Scott Morrison has been chosen by the Liberal party room as Australia's 30th prime minister.
Mr Morrison defeated Peter Dutton 45 votes to 40 in the secret ballot. Leadership candidate Julie Bishop was knocked out in the first round.
The decision capped off a week of turmoil in Canberra that began after Mr Dutton declared his intention to force Malcolm Turnbull from the prime ministership, saying the party needed to make a change if it was to win the forthcoming federal election, due before May 18 next year.
Energy and Environment Minister Josh Frydenberg has been elected deputy Liberal leader. Mr Frydenberg will take over from Ms Bishop who had served as deputy Liberal leader under Mr Turnbull and Tony Abbott.

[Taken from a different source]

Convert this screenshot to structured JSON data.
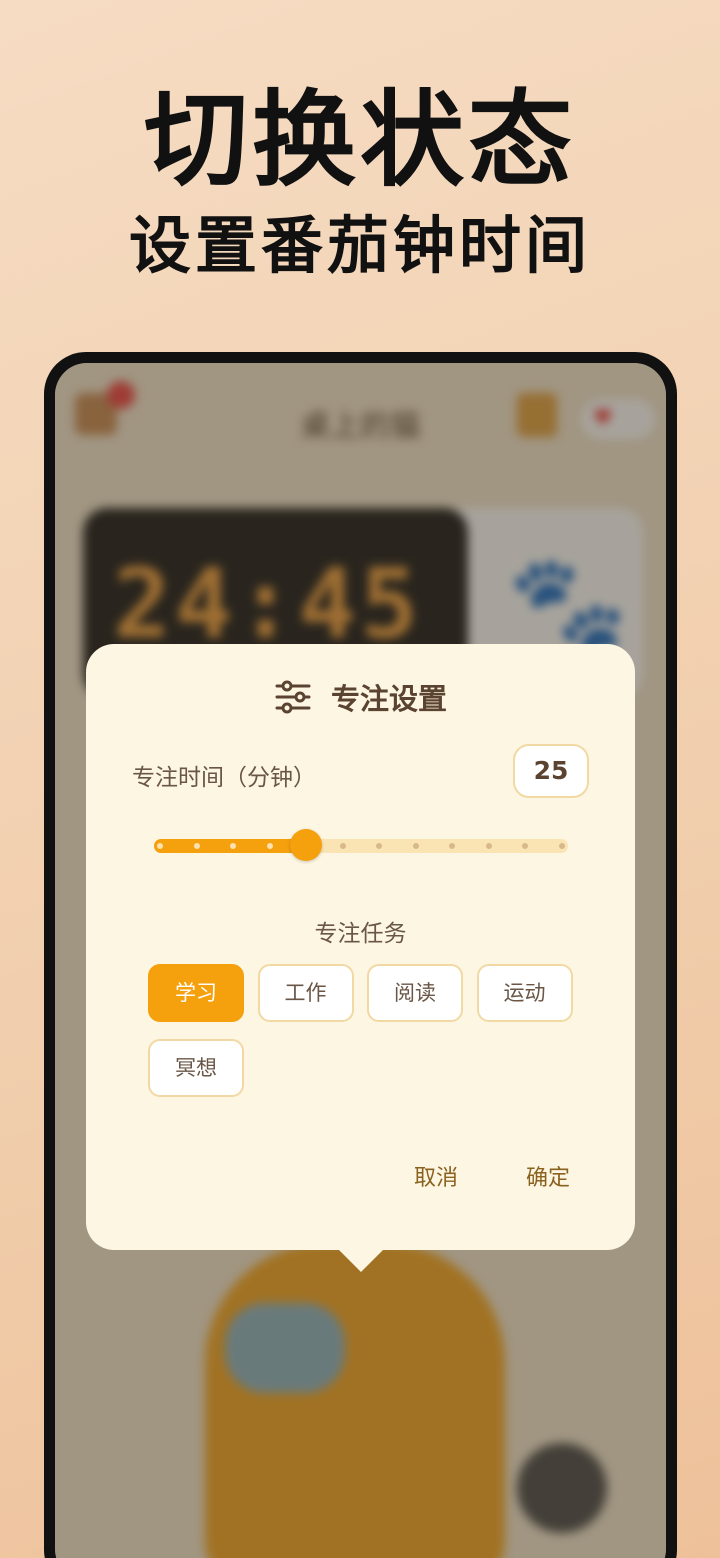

Mr Turnbull, who became prime minister in 2015 following a spill against Mr Abbott, stood aside on Friday after receiving a petition from a majority of Liberal MPs demanding a ballot to select a new leader. He confirmed he will resign from Parliament "not before too long", forcing a byelection in his seat of Wentworth.

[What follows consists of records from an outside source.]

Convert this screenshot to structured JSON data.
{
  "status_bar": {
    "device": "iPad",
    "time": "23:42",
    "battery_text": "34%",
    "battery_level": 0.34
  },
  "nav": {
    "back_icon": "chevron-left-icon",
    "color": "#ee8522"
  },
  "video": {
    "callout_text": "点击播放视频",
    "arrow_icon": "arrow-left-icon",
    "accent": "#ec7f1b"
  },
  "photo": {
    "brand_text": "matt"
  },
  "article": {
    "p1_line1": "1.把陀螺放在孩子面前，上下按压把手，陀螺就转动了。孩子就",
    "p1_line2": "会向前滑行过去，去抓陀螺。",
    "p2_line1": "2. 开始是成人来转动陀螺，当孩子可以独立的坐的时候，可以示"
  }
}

At a press conference on Friday afternoon, Mr Turnbull said there had been "a determined insurgency from a number of people both in the party room and backed by voices, powerful voices, in the media, really to bring - no, not bring down the government certainly, bring down my prime ministership".
"It was extraordinary. It was described as madness by many, and I think it's difficult to describe it in any other way," Mr Turnbull said.

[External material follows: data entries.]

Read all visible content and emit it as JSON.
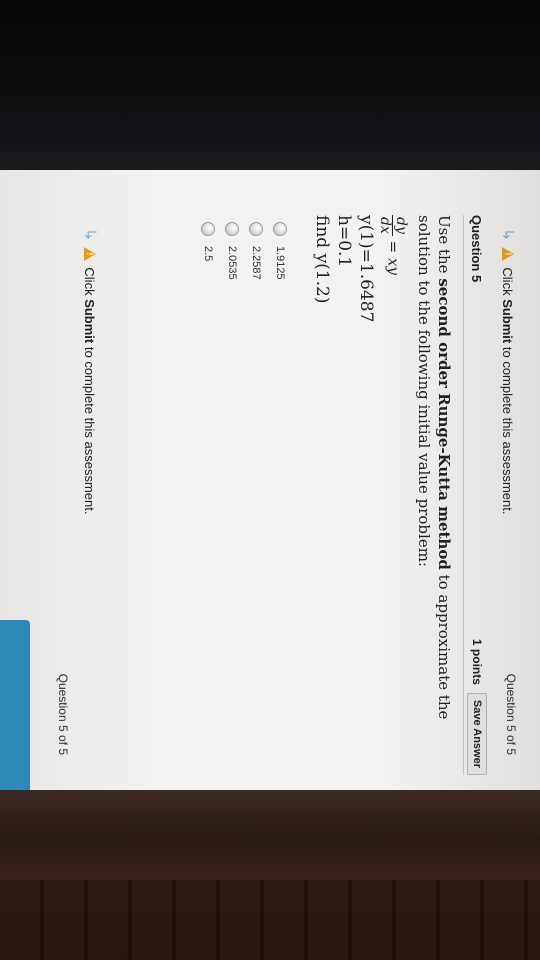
{
  "hint_top": {
    "prefix": "Click ",
    "strong": "Submit",
    "suffix": " to complete this assessment."
  },
  "question_position_top": "Question 5 of 5",
  "question": {
    "title": "Question 5",
    "points": "1 points",
    "save_label": "Save Answer",
    "text_prefix": "Use the ",
    "text_strong": "second order Runge-Kutta method",
    "text_suffix": " to approximate the solution to the following initial value problem:",
    "frac_num": "dy",
    "frac_den": "dx",
    "eq_rhs": " = xy",
    "initial": "y(1)=1.6487",
    "step": "h=0.1",
    "find": "find y(1.2)"
  },
  "options": [
    "1.9125",
    "2.2587",
    "2.0535",
    "2.5"
  ],
  "hint_bottom": {
    "prefix": "Click ",
    "strong": "Submit",
    "suffix": " to complete this assessment."
  },
  "question_position_bottom": "Question 5 of 5",
  "colors": {
    "warning": "#e8a126",
    "submit": "#2f8fc1",
    "arrow": "#8fb3cf"
  }
}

"The critical thing is, with politics, it's not about the politicians. That's why this week has been so dispiriting, because it just appears to be, you know, vengeance, personal ambition. You know, factional feuding, however you describe it.
"It hasn't had anything to do with 25 million Australians, and the Australians we should be focused on above all else are these little ones," Mr Turnbull said, gesturing towards two of his grandchildren, Jack and Alice, who joined him at the end of his press conference.
Australia has now changed its prime minister six times since the 2007 election.
Mr Frydenberg won the deputy's position with 46 votes in a three-way contest between himself, Greg Hunt and Steven Ciobo. Mr Ciobo received 20 votes, Mr Hunt received 16 votes and there were three abstentions.
After leaving the party room meeting, Mr Dutton offered his congratulations to Mr Morrison and thanked Mr Turnbull and Ms Bishop for their service. He said his objective was to "provide loyalty" and "make sure we win the election".
Mr Abbott, who backed Mr Dutton in his challenge for the leadership, said, "We have lost the prime minister but there is still a government to save. That's what all of us will do our best to do now, to save the government.
"As we have been reminding ourselves, we are the custodians of great cultural traditions, the liberal tradition of smaller government, greater freedom, lower taxes, the conservative, traditional support for families, small business and values and institutions that have stood the rich test of time.
"But above all we are patriots, we want to make [sure] the country is strong and as good as it possibly can be, based on the wonderful achievements we already have to our name," Mr Abbott said.
Mr Morrison did not comment as he left the meeting. Ms Bishop, who left with Mr Turnbull, did not stop to speak to the media.
Mathias Cormann, who switched his support to Mr Dutton on Thursday, tweeted after the meeting: "My sincere congratulations to Scott Morrison on his election as Leader of the Liberal Party. We must now all unite and move forward together working hard for the Australian people."
Liberal MP Melissa Price said the look on Mr Turnbull's face was "horrifying" when the result of the motion to spill the leadership was read out.
"He couldn't believe how close it was. We had gone through all of that this week and he hadn't progressed," Ms Price told ABC television after the meeting.
"It's just my opinion but I have never felt it was about policy, I always thought it was about personality."
Mr Morrison is expected to make the short drive on Friday afternoon from Parliament House to Government House in Yarralumla where he will be sworn in as prime minister by the Governor-General, Sir Peter Cosgrove.
Stephanie Peatling is a senior writer for The Sydney Morning Herald and The Age, based at Parliament House
Eryk Bagshaw is an economics reporter for the Sydney Morning Herald and The Age, based in Parliament House
Dana is a federal politics reporter, covering health and industrial relations. Previously, she was a reporter for The Australian.